One is tempted to see Kallis as being to Tendulkar what Wally Hammond was to Don Bradman
At home, if my son is with me when Kallis walks out to bat, one of us says to the other: "Here comes MVP." This is our term, borrowed from baseball, that fits Kallis better than it does any cricketer since the peerless Garry Sobers. For the last ten years now, Kallis has been one of the three or four best batsmen in the game. He has scored almost 13,000 runs in Test cricket, with 44 centuries. But he also has the small matter of 282 wickets and 192 catches to his credit. Jacques Henry Kallis is, without question, world cricket's Most Valuable Player.
When he began his career, Kallis swung the ball prodigiously, both in and out. I remember a series in England where he was given the new ball, with Donald coming on first change, after his young protégé. Later, as he became older and his body filled in, Kallis slowed down and lost the ability to move the ball late and dangerously. But he remains a very effective bowler, able to contain batsmen on the go, and able also to break partnerships.
Kallis is also a cracking good fielder. He normally fields at second slip, where the edges come really fast in any case, and faster than normal if the bowler is named Donald, Ntini or Steyn. How many times have I - and you - seen an edge fly fast towards Kallis, the pace and pressure of the ball pushing him backwards, from where he rises, smiling, the ball in his hands, the white floppy hat still in place.

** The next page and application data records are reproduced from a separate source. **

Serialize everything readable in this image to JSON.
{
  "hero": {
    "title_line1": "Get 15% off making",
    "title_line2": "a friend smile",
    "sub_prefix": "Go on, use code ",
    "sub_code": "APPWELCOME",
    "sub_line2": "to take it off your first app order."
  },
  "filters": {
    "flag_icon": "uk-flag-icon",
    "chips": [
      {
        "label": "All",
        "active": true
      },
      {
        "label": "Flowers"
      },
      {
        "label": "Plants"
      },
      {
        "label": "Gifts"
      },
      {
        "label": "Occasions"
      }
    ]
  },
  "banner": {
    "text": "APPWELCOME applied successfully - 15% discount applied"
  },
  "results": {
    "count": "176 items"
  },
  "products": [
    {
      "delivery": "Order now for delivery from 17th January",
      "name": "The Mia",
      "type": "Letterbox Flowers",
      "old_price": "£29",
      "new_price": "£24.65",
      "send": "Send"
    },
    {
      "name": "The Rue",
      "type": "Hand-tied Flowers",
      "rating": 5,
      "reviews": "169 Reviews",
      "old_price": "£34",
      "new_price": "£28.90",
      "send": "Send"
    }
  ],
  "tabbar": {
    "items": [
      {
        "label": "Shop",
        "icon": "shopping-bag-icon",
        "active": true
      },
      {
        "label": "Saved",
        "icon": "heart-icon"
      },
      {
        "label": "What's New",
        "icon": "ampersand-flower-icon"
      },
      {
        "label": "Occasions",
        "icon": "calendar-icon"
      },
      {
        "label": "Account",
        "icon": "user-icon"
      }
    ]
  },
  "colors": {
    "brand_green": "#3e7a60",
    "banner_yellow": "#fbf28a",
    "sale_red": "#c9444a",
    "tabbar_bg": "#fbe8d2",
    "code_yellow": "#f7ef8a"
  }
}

In 2000, when South Africa last played a Test in my home town, I was away, on work. More recently Kallis played a season or two for the Royal Challengers Bangalore. I live down the road from the Chinnaswamy Stadium, but my detestation for T20 overcame my admiration for Kallis, so I never got to see him play.
The last two decades will go down in cricket as the Age of Tendulkar. His devastating strokeplay, his ability to transform a match (Test or one-day) within minutes, his precocious and enduring genius and his citizenship of a country composed of a billion and more cricket fanatics means that Sachin defines his times more effectively - and more dramatically - than any other contemporary cricketer. But Kallis remains for me the Most Valuable Player in the game.
One is tempted to see Kallis as being to Tendulkar what Wally Hammond was to Don Bradman. In any other epoch Hammond would have been the greatest cricketer of his time. Even so, he may have been a "more valuable" player than Bradman - for apart from his superb batsmanship, he was a great slip fielder and a most effective medium-pace bowler as well.
Kallis has all of Hammond 's cricketing gifts - and he seems to be a much finer fellow too. At my age I have few ambitions left, in cricket or in life in general. Here is one: that I may yet see Kallis play in a Test match in Bangalore.
Historian and cricket writer Ramachandra Guha is the author of A Corner of A Foreign Field and Wickets in the East among other books